(Beginning of Input data)
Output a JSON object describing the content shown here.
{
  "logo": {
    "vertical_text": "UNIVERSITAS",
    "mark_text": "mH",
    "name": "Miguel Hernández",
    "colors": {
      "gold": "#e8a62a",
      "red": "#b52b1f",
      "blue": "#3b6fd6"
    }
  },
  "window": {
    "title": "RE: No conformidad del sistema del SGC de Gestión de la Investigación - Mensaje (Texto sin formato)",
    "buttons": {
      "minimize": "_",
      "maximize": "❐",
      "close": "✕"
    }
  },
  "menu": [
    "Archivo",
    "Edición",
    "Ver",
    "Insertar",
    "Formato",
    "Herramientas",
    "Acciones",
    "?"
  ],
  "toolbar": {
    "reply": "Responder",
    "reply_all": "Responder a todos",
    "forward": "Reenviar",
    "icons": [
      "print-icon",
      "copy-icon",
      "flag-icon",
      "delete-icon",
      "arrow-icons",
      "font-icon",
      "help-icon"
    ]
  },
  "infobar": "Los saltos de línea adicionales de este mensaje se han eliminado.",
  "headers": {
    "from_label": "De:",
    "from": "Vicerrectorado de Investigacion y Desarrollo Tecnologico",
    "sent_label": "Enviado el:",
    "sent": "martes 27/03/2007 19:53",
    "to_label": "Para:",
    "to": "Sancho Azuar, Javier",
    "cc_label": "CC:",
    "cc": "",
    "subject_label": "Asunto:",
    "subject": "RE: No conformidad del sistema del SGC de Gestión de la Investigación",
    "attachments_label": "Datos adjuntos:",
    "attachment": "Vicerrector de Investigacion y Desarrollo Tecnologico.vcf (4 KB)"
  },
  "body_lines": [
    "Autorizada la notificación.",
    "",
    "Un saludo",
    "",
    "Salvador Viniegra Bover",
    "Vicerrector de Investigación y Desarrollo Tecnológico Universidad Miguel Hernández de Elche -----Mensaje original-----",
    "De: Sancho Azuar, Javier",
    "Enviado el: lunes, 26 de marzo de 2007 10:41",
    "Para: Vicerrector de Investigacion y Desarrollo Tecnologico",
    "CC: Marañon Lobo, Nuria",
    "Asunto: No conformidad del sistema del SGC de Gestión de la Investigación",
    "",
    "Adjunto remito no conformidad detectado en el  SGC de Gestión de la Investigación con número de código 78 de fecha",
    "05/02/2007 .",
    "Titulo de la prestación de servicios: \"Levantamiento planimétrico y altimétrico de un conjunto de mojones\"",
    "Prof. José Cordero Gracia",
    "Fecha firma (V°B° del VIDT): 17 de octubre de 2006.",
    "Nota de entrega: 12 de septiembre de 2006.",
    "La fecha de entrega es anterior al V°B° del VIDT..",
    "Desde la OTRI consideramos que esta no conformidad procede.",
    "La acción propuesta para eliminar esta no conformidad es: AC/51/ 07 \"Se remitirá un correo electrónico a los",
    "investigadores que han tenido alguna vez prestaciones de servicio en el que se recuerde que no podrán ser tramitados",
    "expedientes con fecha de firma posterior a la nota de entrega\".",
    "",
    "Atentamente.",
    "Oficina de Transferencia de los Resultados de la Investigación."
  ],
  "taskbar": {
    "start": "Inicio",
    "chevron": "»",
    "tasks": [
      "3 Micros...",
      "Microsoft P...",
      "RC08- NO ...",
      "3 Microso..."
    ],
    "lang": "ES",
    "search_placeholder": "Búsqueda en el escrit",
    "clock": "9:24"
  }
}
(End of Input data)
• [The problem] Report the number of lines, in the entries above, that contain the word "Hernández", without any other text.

• [Response below] 2